Now that we’re into the dog days of summer, I’ve been taking full advantage of my backyard gazebo to put my feet up and tuck into one good book after another. I’ve just finished three books that I think are worth sharing in case you’re looking for titles.
When I started reading best-selling author Lisa Taddeo’s latest novel Animal, I wasn’t quite sure what to expect. In fact, there were times I was tempted to put the book down but her excellent writing kept me engaged and intrigued and before I knew it, I’d finished it.
It’s the story of Joan, a woman in her late thirties who is psychologically damaged as the result of childhood trauma. It’s a bit of a psychological thriller. As a young woman, she copes with her dark past by sabotaging any chance she might have at love. She has troubled affairs with unavailable married men and uses her sexuality to further her career and personal standard of living.
Joan’s destructive behaviour results in a tragic incident early in the story that causes her to leave her life in New York City and head to Los Angeles in search of a mysterious woman called Alice. From an earlier life of expensive restaurant meals and gifts from her married lovers, she is reduced to living in a dilapidated cottage in the desert surrounded by equally damaged neighbours and troublesome coyotes. Her story makes for uncomfortable reading but it is undeniably a page-turner and it all makes sense at the end. But, do not skip to the end. Enjoy the journey.
For those not familiar with Eddie Izzard, he’s a British actor, comedian, and political activist who identifies as transvestite, or by the more current descriptive—trans-gender. Izzard was born in 1962. His father was an accountant with BP Oil. At the age of six, Eddie and his eight-year-old brother Mark were left motherless when their mother died of cancer. This was the most devastating and character-defining moment in his life. His father coped by packing the two boys off to a boarding school so at that young age they were deprived of both a mother and a father.
I was not all that familiar with Izzard so his book Believe Me, a memoir of love, death, and jazz chickens was quite a revelation. He’s been a street performer, Shakespearean actor, comedian, and surprisingly, a marathon runner. He ran 27 marathons in 27 days in South Africa to raise awareness for the causes of Nelson Mandella. He became a pilot to overcome his fear of flying. I wish there had been more about his political views but he does plan to run for a seat in the British parliament. If he wins, that would be a fascinating career to follow. I’m so glad I read this book. He’s a fascinating guy, or I guess I should say, person.
Over the winter I watched an interesting movie on television called And The Birds Rained Down. Based on a book by Quebec-based Canadian author Jocelyne Saucier, it was a touching story of three elderly men living in remote cabins in northern Ontario, enjoying their final years in the peace and quiet of northern forests, their lake, and nature. The movie was so sensitive to the issue of dying that I sought out any other books by Jocelyne Saucier and that’s how I found And Miles To Go Before I Sleep.
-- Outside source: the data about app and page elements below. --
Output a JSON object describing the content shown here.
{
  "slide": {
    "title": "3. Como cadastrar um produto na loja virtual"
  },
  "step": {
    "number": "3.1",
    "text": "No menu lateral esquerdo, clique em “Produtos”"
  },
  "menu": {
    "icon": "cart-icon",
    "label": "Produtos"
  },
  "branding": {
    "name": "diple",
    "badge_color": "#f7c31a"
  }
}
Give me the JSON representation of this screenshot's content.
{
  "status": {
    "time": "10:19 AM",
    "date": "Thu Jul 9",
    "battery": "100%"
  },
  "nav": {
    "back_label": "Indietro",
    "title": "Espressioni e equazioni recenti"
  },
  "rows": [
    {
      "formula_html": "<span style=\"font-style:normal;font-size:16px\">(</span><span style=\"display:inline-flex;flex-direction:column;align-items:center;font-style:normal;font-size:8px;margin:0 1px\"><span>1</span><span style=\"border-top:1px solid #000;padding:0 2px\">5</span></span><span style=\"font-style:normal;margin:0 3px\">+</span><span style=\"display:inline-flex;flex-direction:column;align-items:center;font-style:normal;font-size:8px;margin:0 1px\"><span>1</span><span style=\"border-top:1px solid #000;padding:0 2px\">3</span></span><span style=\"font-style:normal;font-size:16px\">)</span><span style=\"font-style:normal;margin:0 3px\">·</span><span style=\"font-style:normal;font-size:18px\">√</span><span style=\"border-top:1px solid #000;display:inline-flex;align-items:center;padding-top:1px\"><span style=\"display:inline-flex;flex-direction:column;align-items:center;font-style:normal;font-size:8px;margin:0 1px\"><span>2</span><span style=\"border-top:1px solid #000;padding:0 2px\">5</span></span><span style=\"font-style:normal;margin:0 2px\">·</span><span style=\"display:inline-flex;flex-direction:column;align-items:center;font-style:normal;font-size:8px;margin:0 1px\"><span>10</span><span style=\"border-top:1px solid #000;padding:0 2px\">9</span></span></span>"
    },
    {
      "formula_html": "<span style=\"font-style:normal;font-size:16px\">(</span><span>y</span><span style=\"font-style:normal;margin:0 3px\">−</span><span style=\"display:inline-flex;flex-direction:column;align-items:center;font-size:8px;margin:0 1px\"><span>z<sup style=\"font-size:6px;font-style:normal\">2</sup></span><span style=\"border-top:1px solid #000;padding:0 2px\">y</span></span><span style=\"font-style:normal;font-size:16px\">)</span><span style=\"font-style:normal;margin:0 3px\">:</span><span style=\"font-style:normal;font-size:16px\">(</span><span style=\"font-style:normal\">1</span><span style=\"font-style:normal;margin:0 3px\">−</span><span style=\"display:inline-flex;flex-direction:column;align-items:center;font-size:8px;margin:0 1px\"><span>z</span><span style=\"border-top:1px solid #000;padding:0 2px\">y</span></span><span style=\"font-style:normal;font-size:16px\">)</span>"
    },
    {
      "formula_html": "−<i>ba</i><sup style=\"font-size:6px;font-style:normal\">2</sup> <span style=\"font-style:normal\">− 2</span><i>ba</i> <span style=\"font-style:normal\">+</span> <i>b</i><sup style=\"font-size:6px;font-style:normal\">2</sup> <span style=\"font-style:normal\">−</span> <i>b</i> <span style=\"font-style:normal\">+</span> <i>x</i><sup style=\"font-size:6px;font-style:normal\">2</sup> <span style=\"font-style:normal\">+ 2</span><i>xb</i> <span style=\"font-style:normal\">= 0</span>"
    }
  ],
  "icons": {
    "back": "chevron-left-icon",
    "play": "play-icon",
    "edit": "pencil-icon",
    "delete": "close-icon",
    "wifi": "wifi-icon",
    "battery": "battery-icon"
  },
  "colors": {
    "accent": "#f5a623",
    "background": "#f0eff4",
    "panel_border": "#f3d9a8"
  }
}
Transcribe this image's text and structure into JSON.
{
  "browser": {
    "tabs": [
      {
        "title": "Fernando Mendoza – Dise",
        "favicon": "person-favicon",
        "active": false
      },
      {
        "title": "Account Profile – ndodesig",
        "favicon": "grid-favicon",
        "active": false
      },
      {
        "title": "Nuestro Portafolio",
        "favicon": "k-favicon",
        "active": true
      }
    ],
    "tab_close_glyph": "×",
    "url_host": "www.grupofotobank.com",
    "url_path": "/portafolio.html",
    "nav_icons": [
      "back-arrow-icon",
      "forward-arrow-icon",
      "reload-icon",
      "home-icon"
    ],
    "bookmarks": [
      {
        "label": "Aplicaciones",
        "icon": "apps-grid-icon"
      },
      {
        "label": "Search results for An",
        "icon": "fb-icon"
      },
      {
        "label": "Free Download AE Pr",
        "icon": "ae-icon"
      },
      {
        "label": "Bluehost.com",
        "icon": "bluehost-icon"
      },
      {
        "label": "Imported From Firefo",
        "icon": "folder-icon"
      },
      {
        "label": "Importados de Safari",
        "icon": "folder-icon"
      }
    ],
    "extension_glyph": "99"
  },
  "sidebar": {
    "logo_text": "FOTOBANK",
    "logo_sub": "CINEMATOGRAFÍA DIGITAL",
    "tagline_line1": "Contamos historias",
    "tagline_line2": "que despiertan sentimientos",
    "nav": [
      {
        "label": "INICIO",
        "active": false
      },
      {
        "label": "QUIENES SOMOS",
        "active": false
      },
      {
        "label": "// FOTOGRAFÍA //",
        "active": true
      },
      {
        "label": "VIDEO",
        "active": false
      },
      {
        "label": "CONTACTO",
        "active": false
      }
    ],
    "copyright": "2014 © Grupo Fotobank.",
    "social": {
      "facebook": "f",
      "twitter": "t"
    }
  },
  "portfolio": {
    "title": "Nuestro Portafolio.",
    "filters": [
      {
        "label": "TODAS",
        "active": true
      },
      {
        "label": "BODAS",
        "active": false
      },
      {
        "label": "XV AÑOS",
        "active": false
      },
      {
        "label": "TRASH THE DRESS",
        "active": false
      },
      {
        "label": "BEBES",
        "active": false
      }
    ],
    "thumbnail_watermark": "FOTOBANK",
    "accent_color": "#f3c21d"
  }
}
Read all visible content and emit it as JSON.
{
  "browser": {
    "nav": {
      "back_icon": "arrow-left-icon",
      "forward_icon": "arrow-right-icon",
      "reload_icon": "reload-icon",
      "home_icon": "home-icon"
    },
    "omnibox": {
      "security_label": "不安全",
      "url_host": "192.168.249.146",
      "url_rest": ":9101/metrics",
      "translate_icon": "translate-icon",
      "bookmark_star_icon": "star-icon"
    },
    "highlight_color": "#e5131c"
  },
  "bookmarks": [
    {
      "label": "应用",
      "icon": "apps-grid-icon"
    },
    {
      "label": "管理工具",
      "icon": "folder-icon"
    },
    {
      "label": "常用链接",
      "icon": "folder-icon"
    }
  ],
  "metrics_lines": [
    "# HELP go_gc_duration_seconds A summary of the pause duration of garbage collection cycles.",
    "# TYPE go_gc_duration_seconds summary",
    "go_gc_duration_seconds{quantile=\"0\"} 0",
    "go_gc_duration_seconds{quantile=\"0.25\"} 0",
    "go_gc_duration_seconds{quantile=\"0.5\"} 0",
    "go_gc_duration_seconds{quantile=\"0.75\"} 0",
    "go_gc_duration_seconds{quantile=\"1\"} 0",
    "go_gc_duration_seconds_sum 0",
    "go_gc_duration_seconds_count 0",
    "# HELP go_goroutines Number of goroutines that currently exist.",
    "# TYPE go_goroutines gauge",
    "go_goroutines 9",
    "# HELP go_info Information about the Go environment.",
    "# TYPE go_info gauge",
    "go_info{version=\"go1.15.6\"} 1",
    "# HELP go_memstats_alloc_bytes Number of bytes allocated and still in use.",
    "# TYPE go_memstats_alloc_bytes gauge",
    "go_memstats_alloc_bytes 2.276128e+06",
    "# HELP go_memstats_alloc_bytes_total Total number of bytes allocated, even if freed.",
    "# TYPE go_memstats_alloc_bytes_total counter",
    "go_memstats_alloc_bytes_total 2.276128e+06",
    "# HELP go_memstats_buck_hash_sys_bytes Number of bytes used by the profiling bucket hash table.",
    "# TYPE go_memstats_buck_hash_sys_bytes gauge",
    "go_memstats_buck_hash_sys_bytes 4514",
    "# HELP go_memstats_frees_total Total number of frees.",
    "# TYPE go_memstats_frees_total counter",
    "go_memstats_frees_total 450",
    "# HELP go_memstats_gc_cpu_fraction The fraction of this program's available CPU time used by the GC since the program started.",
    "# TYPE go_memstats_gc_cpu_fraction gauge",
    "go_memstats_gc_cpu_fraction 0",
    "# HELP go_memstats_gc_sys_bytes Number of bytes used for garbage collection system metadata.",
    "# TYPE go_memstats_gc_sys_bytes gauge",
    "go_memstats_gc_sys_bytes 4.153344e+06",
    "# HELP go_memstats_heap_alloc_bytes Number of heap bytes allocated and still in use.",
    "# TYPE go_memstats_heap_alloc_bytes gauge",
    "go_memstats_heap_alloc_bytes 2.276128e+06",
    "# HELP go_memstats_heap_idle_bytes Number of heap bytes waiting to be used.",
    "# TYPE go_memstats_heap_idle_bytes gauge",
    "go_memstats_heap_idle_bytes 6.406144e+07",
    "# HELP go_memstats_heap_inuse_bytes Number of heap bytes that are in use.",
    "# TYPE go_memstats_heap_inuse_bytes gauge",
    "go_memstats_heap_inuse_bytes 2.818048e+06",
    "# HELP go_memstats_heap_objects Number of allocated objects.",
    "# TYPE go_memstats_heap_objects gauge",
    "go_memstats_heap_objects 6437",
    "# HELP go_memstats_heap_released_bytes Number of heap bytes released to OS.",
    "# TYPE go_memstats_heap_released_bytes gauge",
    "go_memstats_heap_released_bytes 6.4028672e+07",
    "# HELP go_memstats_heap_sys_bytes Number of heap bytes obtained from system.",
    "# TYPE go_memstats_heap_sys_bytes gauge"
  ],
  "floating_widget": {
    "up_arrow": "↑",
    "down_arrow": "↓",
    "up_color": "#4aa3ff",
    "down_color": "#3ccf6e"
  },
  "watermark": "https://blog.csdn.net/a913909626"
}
Saucier seems to have a propensity and a gift for writing about death and preparing for the end of life.
This novel is the story of life in remote railroad communities in Northern Ontario, particularly the area around the unfortunately named town of Swastika, which still exists. When elderly Gladys disappears one day from the home she shares in Swastika with her troubled daughter, the community assumes she has gone to visit a friend or relative. As time passes, her disappearance sparks a search that results in the telling of her life story in the context of northern railroad communities. When Gladys was a child, her father taught school in a dedicated train car that travelled between remote communities on a rotating schedule. It would spend a couple of weeks in one community before moving on to the next and Gladys’s entire family moved in the train with their father according to his teaching schedule.
During her entire life, the trains have been the backbone of Gladys’s existence and as she nears the end of her life, she boards the train for what she anticipates will be her final journey. She is pursued on this journey by a succession of well-meaning people who unwittingly become her guides. And Miles To Go Before I Sleep is not only a fascinating end-of-life story but it’s an education in the importance of the railway in Northern Ontario in decades past. I enjoyed it very much and I think you will too.
If these books are not available in your local bookstore or library,
click on the links above or on the picture of the book to order from Amazon.
(Disclosure: I may receive a teeny, tiny commission at no additional cost to you. Thanks.
And, don’t forget to order my latest book on Amazon,
WE’RE NOT DEAD YET! by Lynda Davis